Take Me to Your Leader
Without strict leadership and discipline, little would get accomplished in a body with 435 disparate members, so leadership positions play a critical role in the function and operation of the House of Representatives.
Congressional leadership is organized by party. Congressional leaders serve an important function within the institution (as parliamentarians) as well as “outside” the House in their efforts to recruit candidates, advocate policy positions in the media, raise money, and provide long-term political and policy strategy.
Speaker of the House
The Speaker of the House is the most powerful and visible member of the House of Representatives. It is the only House leadership position specifically accounted for in the Constitution. The Speaker stands third in line in presidential succession.
The Speaker is nominated by a majority of his party's caucus or membership in the House (the nomination is usually unanimous) at the beginning of each two-year session of Congress, and is formally elected by a straight-party vote of the entire House of Representatives. Rarely do members of the minority party cast a vote for the opposing party's Speaker designee.
Must the Speaker of the House be a member of the House of Representatives?
The Constitution does not specifically provide that the Speaker of the House be a member of Congress, although nobody outside of the chamber has ever held the position.
The Speaker derives much of his power from the sheer force of his personality and the knowledge of House procedures. In addition, the Speaker has the institutional powers to do the following:
Determine committee assignments
Preside over the House
Decide on points of order and interpret the rules
Refer legislation to the appropriate committees
Set the agenda and schedule legislative action
Coordinate policy agenda with Senate leadership
Depending on party affiliation, a strong Speaker can be the best friend or worst enemy of the White House when it comes to enacting the president's legislative agenda. Democratic Speaker Tom Foley was an effective foil to President George H. W. Bush; he was widely credited with forcing the president to renege on his “no new taxes” pledge. Similarly, Republican Newt Gingrich was a formidable adversary to President Clinton, particularly on issues such as welfare reform, tax cuts, and balancing the budget. As they did with committee chairmanships, the House Republicans have limited the Speaker's position to four terms.
Majority and Minority Leaders
The majority leader is the principal deputy to the Speaker of the House, and the floor leader of the majority party. He is elected by a secret ballot of his party's caucus at the beginning of each two-year session of Congress. His primary function is to foster unity and cohesion among the majority members, and assist the Speaker in setting the agenda, scheduling debate, and monitoring the legislative process. Often, the majority leader is considered next in line to serve as Speaker of the House, although this is not always the case.

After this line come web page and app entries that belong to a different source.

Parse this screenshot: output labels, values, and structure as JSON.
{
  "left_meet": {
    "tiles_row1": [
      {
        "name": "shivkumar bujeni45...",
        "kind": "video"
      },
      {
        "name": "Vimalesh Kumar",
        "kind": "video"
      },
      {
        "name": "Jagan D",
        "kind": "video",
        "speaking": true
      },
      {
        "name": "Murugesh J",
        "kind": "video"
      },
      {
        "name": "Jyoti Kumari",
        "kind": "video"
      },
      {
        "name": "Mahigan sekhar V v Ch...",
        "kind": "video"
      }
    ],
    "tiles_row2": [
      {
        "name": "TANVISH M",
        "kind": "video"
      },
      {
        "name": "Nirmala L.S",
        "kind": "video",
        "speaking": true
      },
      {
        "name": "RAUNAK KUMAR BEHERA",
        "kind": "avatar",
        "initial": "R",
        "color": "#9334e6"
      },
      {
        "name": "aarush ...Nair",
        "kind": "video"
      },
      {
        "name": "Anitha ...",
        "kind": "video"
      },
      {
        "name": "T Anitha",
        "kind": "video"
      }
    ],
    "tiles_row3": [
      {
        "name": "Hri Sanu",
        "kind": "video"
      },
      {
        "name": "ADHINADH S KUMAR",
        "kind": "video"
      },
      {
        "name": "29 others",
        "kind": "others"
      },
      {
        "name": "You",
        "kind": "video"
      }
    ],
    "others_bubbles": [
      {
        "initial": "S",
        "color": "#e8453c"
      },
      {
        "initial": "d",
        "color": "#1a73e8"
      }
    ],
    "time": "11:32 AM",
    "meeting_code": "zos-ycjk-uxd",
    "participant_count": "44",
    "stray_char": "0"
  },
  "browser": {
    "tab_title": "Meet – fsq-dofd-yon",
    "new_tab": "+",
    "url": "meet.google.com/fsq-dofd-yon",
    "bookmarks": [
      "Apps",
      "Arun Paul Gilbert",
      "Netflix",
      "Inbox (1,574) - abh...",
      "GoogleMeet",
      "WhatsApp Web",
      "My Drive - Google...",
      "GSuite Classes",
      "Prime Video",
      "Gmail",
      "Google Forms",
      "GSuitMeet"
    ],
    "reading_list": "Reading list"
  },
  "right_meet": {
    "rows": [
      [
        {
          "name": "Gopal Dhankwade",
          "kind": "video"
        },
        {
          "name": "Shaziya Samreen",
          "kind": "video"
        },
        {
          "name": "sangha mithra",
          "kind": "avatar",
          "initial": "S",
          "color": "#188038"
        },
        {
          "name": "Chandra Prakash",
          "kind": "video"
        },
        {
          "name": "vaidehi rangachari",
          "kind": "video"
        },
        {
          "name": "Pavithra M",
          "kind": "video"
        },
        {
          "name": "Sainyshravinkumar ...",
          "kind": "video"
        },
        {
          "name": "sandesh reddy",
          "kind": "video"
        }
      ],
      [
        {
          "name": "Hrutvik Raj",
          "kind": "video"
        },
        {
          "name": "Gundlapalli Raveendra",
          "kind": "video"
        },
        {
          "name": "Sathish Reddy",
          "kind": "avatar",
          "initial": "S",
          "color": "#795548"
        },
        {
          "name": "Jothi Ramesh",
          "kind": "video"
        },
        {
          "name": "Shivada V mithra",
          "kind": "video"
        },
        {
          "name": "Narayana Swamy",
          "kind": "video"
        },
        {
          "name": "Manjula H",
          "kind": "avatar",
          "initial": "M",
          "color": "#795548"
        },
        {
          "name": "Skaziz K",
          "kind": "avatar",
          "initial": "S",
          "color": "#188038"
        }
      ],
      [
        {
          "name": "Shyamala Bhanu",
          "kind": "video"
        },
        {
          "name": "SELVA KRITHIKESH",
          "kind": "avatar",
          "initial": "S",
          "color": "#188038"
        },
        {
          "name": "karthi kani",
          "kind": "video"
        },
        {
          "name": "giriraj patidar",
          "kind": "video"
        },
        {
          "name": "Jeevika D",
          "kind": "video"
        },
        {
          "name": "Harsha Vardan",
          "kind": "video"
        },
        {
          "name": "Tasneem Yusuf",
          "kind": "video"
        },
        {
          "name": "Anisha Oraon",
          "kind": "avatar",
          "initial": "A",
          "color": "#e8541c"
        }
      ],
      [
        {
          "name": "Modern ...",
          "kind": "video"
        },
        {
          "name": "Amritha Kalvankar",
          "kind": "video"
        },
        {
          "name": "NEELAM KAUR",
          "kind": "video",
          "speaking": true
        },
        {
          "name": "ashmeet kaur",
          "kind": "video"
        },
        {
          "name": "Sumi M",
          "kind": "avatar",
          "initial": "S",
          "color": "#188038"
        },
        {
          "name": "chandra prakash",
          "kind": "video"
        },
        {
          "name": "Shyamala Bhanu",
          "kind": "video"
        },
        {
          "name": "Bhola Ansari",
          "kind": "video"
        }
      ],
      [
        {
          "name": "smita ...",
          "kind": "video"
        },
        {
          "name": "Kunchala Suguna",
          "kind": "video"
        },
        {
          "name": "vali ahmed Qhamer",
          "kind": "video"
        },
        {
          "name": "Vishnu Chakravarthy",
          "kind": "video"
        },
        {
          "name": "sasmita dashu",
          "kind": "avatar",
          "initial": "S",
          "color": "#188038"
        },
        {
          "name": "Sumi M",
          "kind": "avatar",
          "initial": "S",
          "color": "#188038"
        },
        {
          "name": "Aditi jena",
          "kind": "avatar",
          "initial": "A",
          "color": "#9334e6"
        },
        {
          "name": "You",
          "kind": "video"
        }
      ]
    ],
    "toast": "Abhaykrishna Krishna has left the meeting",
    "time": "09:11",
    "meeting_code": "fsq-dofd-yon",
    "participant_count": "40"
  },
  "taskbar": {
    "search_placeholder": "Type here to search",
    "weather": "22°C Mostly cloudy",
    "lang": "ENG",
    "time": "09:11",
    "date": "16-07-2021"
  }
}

Although usually conducted in secret behind closed doors, House leadership races can be fierce and acrimonious contests. In 2003, Harold Ford of Tennessee, considered by many a rising star within the Democratic Party, upset party elders with his insurgency campaign for minority leader. Because Ford was only thirty-two years old, some considered his candidacy premature.
The minority leader is the leader of the opposition party in the House. His function is similar to that of majority leader — to maintain unity within the ranks. Often, the minority leader will work closely with the Speaker and majority leader on scheduling floor debate, recognizing members who wish to speak on the House floor, and determining the rules for particular pieces of legislation, although he doesn't have institutional powers to do any of these. The minority leader will sometimes use procedural maneuvers and delaying tactics to “gum up” the legislative process in an effort to win concessions, make a point, seek compromise, or simply gain the attention of his counterparts.
Both the majority and minority leadership rely on “whips” — deputies who are responsible for maintaining party loyalty and “counting heads” on key votes. Whips are also elected by secret ballot, and are notorious for exerting pressure on their members to vote the party position. Both the majority and minority whips recruit deputy whips to assist in this process.
In 2003, Nancy Pelosi became the first woman to attain the highest Congressional leadership position of her party when she was voted minority leader by the House Democrats. Pelosi replaced Dick Gephardt of Missouri, who stepped down after failing to produce a Democratic majority during the previous midterm elections.